Recorded data Start Marker

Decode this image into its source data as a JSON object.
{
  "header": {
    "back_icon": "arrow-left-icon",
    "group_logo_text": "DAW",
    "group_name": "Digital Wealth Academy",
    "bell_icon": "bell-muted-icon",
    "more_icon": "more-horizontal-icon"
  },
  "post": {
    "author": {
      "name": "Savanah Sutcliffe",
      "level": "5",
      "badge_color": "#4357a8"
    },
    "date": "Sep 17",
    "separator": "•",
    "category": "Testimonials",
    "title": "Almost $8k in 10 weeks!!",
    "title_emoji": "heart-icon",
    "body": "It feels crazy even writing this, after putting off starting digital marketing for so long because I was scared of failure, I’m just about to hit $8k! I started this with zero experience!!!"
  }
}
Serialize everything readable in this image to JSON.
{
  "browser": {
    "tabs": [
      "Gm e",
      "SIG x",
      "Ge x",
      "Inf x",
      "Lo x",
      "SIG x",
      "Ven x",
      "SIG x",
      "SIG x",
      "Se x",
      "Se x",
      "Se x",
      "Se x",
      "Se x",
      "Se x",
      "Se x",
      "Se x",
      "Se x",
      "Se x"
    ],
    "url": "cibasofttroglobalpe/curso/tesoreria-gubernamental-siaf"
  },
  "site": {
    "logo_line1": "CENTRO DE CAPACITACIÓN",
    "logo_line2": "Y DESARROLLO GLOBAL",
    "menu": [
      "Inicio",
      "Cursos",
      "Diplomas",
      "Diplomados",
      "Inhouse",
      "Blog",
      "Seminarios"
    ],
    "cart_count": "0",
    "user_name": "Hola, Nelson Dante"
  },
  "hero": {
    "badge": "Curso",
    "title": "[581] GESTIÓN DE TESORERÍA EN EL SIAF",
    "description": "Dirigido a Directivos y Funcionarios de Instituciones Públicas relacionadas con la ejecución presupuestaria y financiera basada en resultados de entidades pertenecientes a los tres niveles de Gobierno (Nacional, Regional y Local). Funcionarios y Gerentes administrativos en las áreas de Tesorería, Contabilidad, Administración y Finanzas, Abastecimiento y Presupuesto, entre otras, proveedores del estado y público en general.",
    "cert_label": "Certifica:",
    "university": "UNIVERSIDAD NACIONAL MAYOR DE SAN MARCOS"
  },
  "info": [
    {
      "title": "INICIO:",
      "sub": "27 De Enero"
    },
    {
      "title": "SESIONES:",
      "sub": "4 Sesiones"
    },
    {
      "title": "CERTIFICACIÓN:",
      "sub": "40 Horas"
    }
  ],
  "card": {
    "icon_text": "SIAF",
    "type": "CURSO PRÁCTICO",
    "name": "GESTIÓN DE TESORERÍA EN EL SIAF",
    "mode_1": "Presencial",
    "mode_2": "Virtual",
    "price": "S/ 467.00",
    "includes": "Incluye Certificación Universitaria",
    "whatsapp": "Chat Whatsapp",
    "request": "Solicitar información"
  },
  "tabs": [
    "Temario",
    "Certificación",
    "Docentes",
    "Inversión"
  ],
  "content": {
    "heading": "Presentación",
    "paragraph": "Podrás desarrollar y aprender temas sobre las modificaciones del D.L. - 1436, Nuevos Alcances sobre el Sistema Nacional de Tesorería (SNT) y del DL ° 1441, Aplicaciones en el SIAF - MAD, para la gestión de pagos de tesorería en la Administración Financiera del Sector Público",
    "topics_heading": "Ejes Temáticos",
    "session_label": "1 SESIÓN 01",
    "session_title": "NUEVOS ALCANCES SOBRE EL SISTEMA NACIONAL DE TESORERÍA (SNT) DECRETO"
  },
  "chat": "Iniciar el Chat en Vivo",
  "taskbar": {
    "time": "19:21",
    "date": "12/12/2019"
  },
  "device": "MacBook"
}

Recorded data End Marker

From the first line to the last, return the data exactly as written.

#### [The completed task]
Decode this image into its source data as a JSON object.
{
  "header": {
    "back_icon": "arrow-left-icon",
    "group_logo_text": "DAW",
    "group_name": "Digital Wealth Academy",
    "bell_icon": "bell-muted-icon",
    "more_icon": "more-horizontal-icon"
  },
  "post": {
    "author": {
      "name": "Savanah Sutcliffe",
      "level": "5",
      "badge_color": "#4357a8"
    },
    "date": "Sep 17",
    "separator": "•",
    "category": "Testimonials",
    "title": "Almost $8k in 10 weeks!!",
    "title_emoji": "heart-icon",
    "body": "It feels crazy even writing this, after putting off starting digital marketing for so long because I was scared of failure, I’m just about to hit $8k! I started this with zero experience!!!"
  }
}
Serialize everything readable in this image to JSON.
{
  "browser": {
    "tabs": [
      "Gm e",
      "SIG x",
      "Ge x",
      "Inf x",
      "Lo x",
      "SIG x",
      "Ven x",
      "SIG x",
      "SIG x",
      "Se x",
      "Se x",
      "Se x",
      "Se x",
      "Se x",
      "Se x",
      "Se x",
      "Se x",
      "Se x",
      "Se x"
    ],
    "url": "cibasofttroglobalpe/curso/tesoreria-gubernamental-siaf"
  },
  "site": {
    "logo_line1": "CENTRO DE CAPACITACIÓN",
    "logo_line2": "Y DESARROLLO GLOBAL",
    "menu": [
      "Inicio",
      "Cursos",
      "Diplomas",
      "Diplomados",
      "Inhouse",
      "Blog",
      "Seminarios"
    ],
    "cart_count": "0",
    "user_name": "Hola, Nelson Dante"
  },
  "hero": {
    "badge": "Curso",
    "title": "[581] GESTIÓN DE TESORERÍA EN EL SIAF",
    "description": "Dirigido a Directivos y Funcionarios de Instituciones Públicas relacionadas con la ejecución presupuestaria y financiera basada en resultados de entidades pertenecientes a los tres niveles de Gobierno (Nacional, Regional y Local). Funcionarios y Gerentes administrativos en las áreas de Tesorería, Contabilidad, Administración y Finanzas, Abastecimiento y Presupuesto, entre otras, proveedores del estado y público en general.",
    "cert_label": "Certifica:",
    "university": "UNIVERSIDAD NACIONAL MAYOR DE SAN MARCOS"
  },
  "info": [
    {
      "title": "INICIO:",
      "sub": "27 De Enero"
    },
    {
      "title": "SESIONES:",
      "sub": "4 Sesiones"
    },
    {
      "title": "CERTIFICACIÓN:",
      "sub": "40 Horas"
    }
  ],
  "card": {
    "icon_text": "SIAF",
    "type": "CURSO PRÁCTICO",
    "name": "GESTIÓN DE TESORERÍA EN EL SIAF",
    "mode_1": "Presencial",
    "mode_2": "Virtual",
    "price": "S/ 467.00",
    "includes": "Incluye Certificación Universitaria",
    "whatsapp": "Chat Whatsapp",
    "request": "Solicitar información"
  },
  "tabs": [
    "Temario",
    "Certificación",
    "Docentes",
    "Inversión"
  ],
  "content": {
    "heading": "Presentación",
    "paragraph": "Podrás desarrollar y aprender temas sobre las modificaciones del D.L. - 1436, Nuevos Alcances sobre el Sistema Nacional de Tesorería (SNT) y del DL ° 1441, Aplicaciones en el SIAF - MAD, para la gestión de pagos de tesorería en la Administración Financiera del Sector Público",
    "topics_heading": "Ejes Temáticos",
    "session_label": "1 SESIÓN 01",
    "session_title": "NUEVOS ALCANCES SOBRE EL SISTEMA NACIONAL DE TESORERÍA (SNT) DECRETO"
  },
  "chat": "Iniciar el Chat en Vivo",
  "taskbar": {
    "time": "19:21",
    "date": "12/12/2019"
  },
  "device": "MacBook"
}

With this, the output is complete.